In 1986, observing Citicorp’s experience with bank competition in the United States, Komatsu decided that Sumitomo needed to diversify its customer base geographically. Having made little progress moving into Tokyo, the bank proposed a merger with an established institution in the region. The partner bank eventually settled upon was the Heiwa Sogo Bank, an institution with about 100 branches that operated until 7:00 p.m. —four hours later than other banks.
Sumitomo, already an established leader in international banking and finance, announced in December, 1986 that it had made a $430 million, or 25%, investment in the New York-based investment bank Goldman Sachs. The investment, which amounted to a controlling interest, greatly alarmed American banks, which charged that a foreign competitor had been permitted to enter a field the Glass-Steagall Act had barred American banks themselves from. The Federal Reserve later ruled that Sumitomo’s investment was legal, but that Sumitomo could not increase its interest, exercise management rights, or expand to other countries.
Trouble came for Komatsu the following year, when reports of friction among bank divisions and depressed earnings led the board of directors to replace him as president with Sotoo Tatsumi. The new president pledged to remove excessive layers of bureaucracy that had recently compromised the bank’s reputed speed and efficiency. Emphasizing a new competitive spirit, Tatsumi was charged with consolidating the gains made under Komatsu, to rationalize the company’s busy expansion of the previous year.
The bank has relatively few problems that are beyond its control. It is sufficiently diversified, operationally and geographically, both within Japan and internationally, to withstand downturns in specific industry sectors. It not only remains the primary source of funds for the Sumitomo group, but has established itself as a major force in international finance. Deregulation and consolidation of the Japanese banking industry will pose challenges for Sumitomo in the future, but its foundation seems more than sturdy enough to adapt profitably to change.
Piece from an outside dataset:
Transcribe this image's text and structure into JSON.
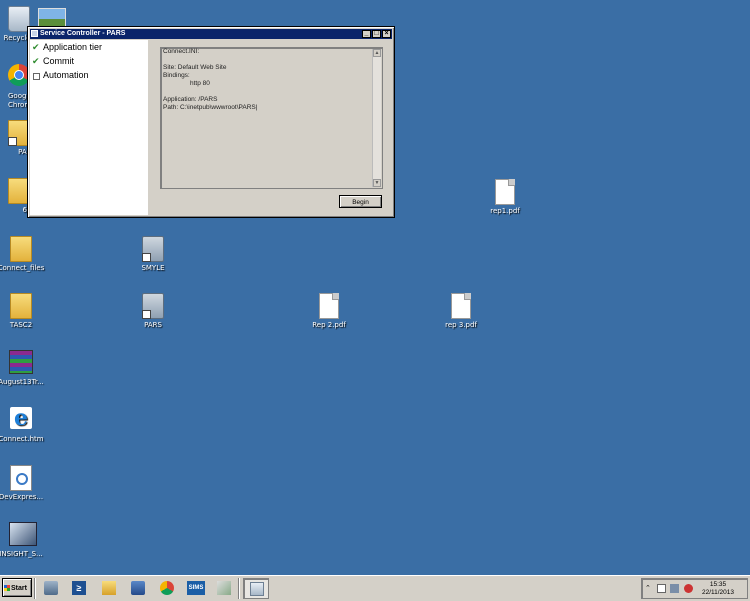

Sumitomo Bank of California (U.S.A.); San Francisco International Banking Division (U.S.A.); Los Angeles International Banking Division (U.S.A.); Banco Sumitomo Brasileiro S.A. (Brazil); Sumitomo Finance Overseas, S.A. (Panama); Central Pacific Bank (U.S.A.); Sumitomo Bank of New York Trust Co. (U.S.A.); Sumitomo Bank Capital Markets (U.S.A.); Sumitomo Bank of Canada; Sumitomo Finance International (U.K.); Sumitomo International Finance A.G. (Switzerland); Banca del Gottardo (Switzerland); Sumitomo Finance (Middle East) E.C. (Bahrain); Sumitomo Bank (Deutschland) GmbH; Japan International Bank Ltd. (U.K.); B.S.F.E.—Banque de la Societe Financiere Europeenne (France); Sumitomo Finance (Asia), Ltd. (Hong Kong); China International Finance Co. Ltd.; Sumitomo International Finance Australia Limited; Sumitomo Financial Futures (Singapore) Pte. Ltd.; P.T. BEII General Leasing Company (Indonesia); P.T. Merchant Investment Corp. (Indonesia); BBMB Leasing Berhad (Malaysia).